Exercise directions: Here are some records; quote them exactly, leaving out the pictures.

───

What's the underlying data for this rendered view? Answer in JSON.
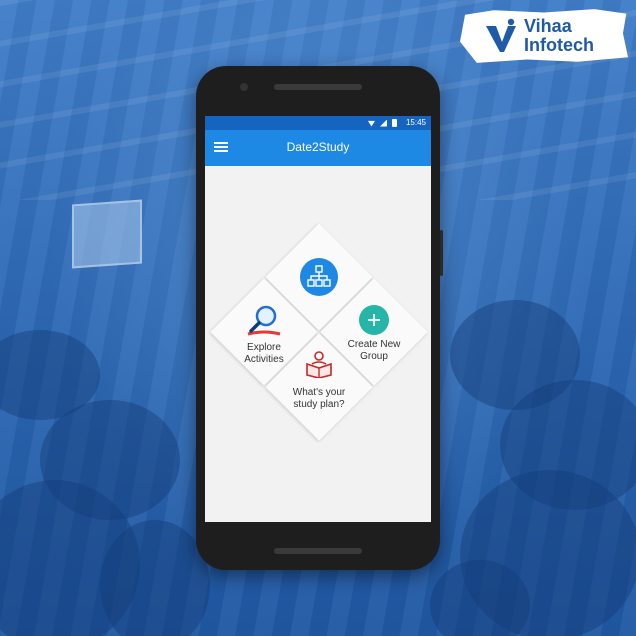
{
  "branding": {
    "line1": "Vihaa",
    "line2": "Infotech"
  },
  "status": {
    "time": "15:45"
  },
  "app": {
    "title": "Date2Study"
  },
  "tiles": {
    "explore": {
      "line1": "Explore",
      "line2": "Activities"
    },
    "create": {
      "line1": "Create New",
      "line2": "Group"
    },
    "plan": {
      "line1": "What's your",
      "line2": "study plan?"
    }
  },
  "colors": {
    "appbar": "#1e88e5",
    "statusbar": "#1565c0",
    "group_icon": "#1e88e5",
    "create_icon": "#26b5a6",
    "plan_icon": "#c62828"
  }
}
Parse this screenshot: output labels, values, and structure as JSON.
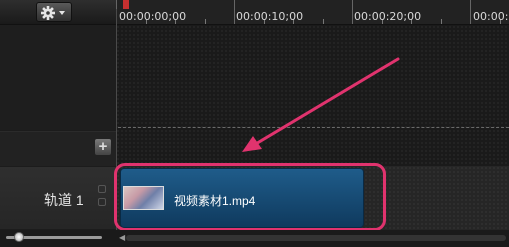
{
  "toolbar": {
    "gear_icon": "gear-icon",
    "dropdown_icon": "caret-down-icon"
  },
  "ruler": {
    "timecodes": [
      "00:00:00;00",
      "00:00:10;00",
      "00:00:20;00",
      "00:00:3"
    ]
  },
  "track": {
    "label": "轨道 1",
    "add_icon": "+"
  },
  "clip": {
    "name": "视频素材1.mp4"
  },
  "colors": {
    "clip_fill": "#1f5c8a",
    "highlight": "#e0336e",
    "playhead": "#c63030"
  }
}
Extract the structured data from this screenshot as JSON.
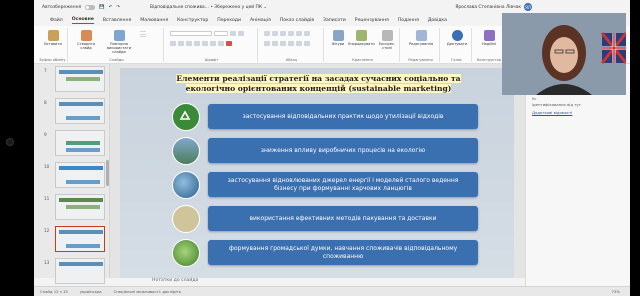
{
  "titlebar": {
    "autosave_label": "Автозбереження",
    "doc_title": "Відповідальне спожива... • Збережено у цей ПК ⌄",
    "user_name": "Ярослава Степанівна Лівчак",
    "user_initials": "ЯЛ"
  },
  "menu": [
    "Файл",
    "Основне",
    "Вставлення",
    "Малювання",
    "Конструктор",
    "Переходи",
    "Анімація",
    "Показ слайдів",
    "Записати",
    "Рецензування",
    "Подання",
    "Довідка"
  ],
  "ribbon": {
    "paste": "Вставити",
    "clipboard": "Буфер обміну",
    "new_slide": "Створити слайд",
    "reuse": "Повторно використати слайди",
    "slides": "Слайди",
    "font": "Шрифт",
    "paragraph": "Абзац",
    "shapes": "Фігури",
    "arrange": "Упорядкувати",
    "quick_styles": "Експрес-стилі",
    "drawing": "Креслення",
    "editing": "Редагування",
    "editing_group": "Редагування",
    "dictate": "Диктувати",
    "voice": "Голос",
    "designer": "Надійні",
    "designer2": "Конструктор",
    "share": "Заг..."
  },
  "slide_numbers": [
    "7",
    "8",
    "9",
    "10",
    "11",
    "12",
    "13"
  ],
  "slide": {
    "title": "Елементи реалізації стратегії на засадах сучасних соціально та екологічно орієнтованих концепцій (sustainable marketing)",
    "items": [
      {
        "text": "застосування відповідальних практик щодо утилізації відходів",
        "icon": "recycle-icon",
        "color": "#3a8a3a"
      },
      {
        "text": "зниження впливу виробничих процесів на екологію",
        "icon": "landscape-icon",
        "color": "#4f7da5"
      },
      {
        "text": "застосування відновлюваних джерел енергії і моделей сталого ведення бізнесу при формуванні харчових ланцюгів",
        "icon": "earth-icon",
        "color": "#2d5f8a"
      },
      {
        "text": "використання ефективних методів пакування та доставки",
        "icon": "eco-pack-icon",
        "color": "#b7aa7d"
      },
      {
        "text": "формування громадської думки, навчання споживачів відповідальному споживанню",
        "icon": "globe-leaf-icon",
        "color": "#5b9a3a"
      }
    ]
  },
  "notes": "Нотатки до слайда",
  "status": {
    "slide": "Слайд 12 з 15",
    "lang": "українська",
    "accessibility": "Спеціальні можливості: дослідіть",
    "zoom": "73%"
  },
  "right_pane": {
    "header": "Д",
    "line1": "Ре",
    "line2": "Ус",
    "line3": "ідентифікованих від тут.",
    "link": "Додаткові відомості"
  }
}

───

Solved problem:
What's the underlying data for this rendered view? Answer in JSON.
{
  "branding": {
    "line1": "Vihaa",
    "line2": "Infotech"
  },
  "status": {
    "time": "15:45"
  },
  "app": {
    "title": "Date2Study"
  },
  "tiles": {
    "explore": {
      "line1": "Explore",
      "line2": "Activities"
    },
    "create": {
      "line1": "Create New",
      "line2": "Group"
    },
    "plan": {
      "line1": "What's your",
      "line2": "study plan?"
    }
  },
  "colors": {
    "appbar": "#1e88e5",
    "statusbar": "#1565c0",
    "group_icon": "#1e88e5",
    "create_icon": "#26b5a6",
    "plan_icon": "#c62828"
  }
}
Parse this screenshot: output labels, values, and structure as JSON.
{
  "toolbar": {
    "gear_icon": "gear-icon",
    "dropdown_icon": "caret-down-icon"
  },
  "ruler": {
    "timecodes": [
      "00:00:00;00",
      "00:00:10;00",
      "00:00:20;00",
      "00:00:3"
    ]
  },
  "track": {
    "label": "轨道 1",
    "add_icon": "+"
  },
  "clip": {
    "name": "视频素材1.mp4"
  },
  "colors": {
    "clip_fill": "#1f5c8a",
    "highlight": "#e0336e",
    "playhead": "#c63030"
  }
}
Extract the structured data from this screenshot as JSON.
{
  "titlebar": {
    "autosave_label": "Автозбереження",
    "doc_title": "Відповідальне спожива... • Збережено у цей ПК ⌄",
    "user_name": "Ярослава Степанівна Лівчак",
    "user_initials": "ЯЛ"
  },
  "menu": [
    "Файл",
    "Основне",
    "Вставлення",
    "Малювання",
    "Конструктор",
    "Переходи",
    "Анімація",
    "Показ слайдів",
    "Записати",
    "Рецензування",
    "Подання",
    "Довідка"
  ],
  "ribbon": {
    "paste": "Вставити",
    "clipboard": "Буфер обміну",
    "new_slide": "Створити слайд",
    "reuse": "Повторно використати слайди",
    "slides": "Слайди",
    "font": "Шрифт",
    "paragraph": "Абзац",
    "shapes": "Фігури",
    "arrange": "Упорядкувати",
    "quick_styles": "Експрес-стилі",
    "drawing": "Креслення",
    "editing": "Редагування",
    "editing_group": "Редагування",
    "dictate": "Диктувати",
    "voice": "Голос",
    "designer": "Надійні",
    "designer2": "Конструктор",
    "share": "Заг..."
  },
  "slide_numbers": [
    "7",
    "8",
    "9",
    "10",
    "11",
    "12",
    "13"
  ],
  "slide": {
    "title": "Елементи реалізації стратегії на засадах сучасних соціально та екологічно орієнтованих концепцій (sustainable marketing)",
    "items": [
      {
        "text": "застосування відповідальних практик щодо утилізації відходів",
        "icon": "recycle-icon",
        "color": "#3a8a3a"
      },
      {
        "text": "зниження впливу виробничих процесів на екологію",
        "icon": "landscape-icon",
        "color": "#4f7da5"
      },
      {
        "text": "застосування відновлюваних джерел енергії і моделей сталого ведення бізнесу при формуванні харчових ланцюгів",
        "icon": "earth-icon",
        "color": "#2d5f8a"
      },
      {
        "text": "використання ефективних методів пакування та доставки",
        "icon": "eco-pack-icon",
        "color": "#b7aa7d"
      },
      {
        "text": "формування громадської думки, навчання споживачів відповідальному споживанню",
        "icon": "globe-leaf-icon",
        "color": "#5b9a3a"
      }
    ]
  },
  "notes": "Нотатки до слайда",
  "status": {
    "slide": "Слайд 12 з 15",
    "lang": "українська",
    "accessibility": "Спеціальні можливості: дослідіть",
    "zoom": "73%"
  },
  "right_pane": {
    "header": "Д",
    "line1": "Ре",
    "line2": "Ус",
    "line3": "ідентифікованих від тут.",
    "link": "Додаткові відомості"
  }
}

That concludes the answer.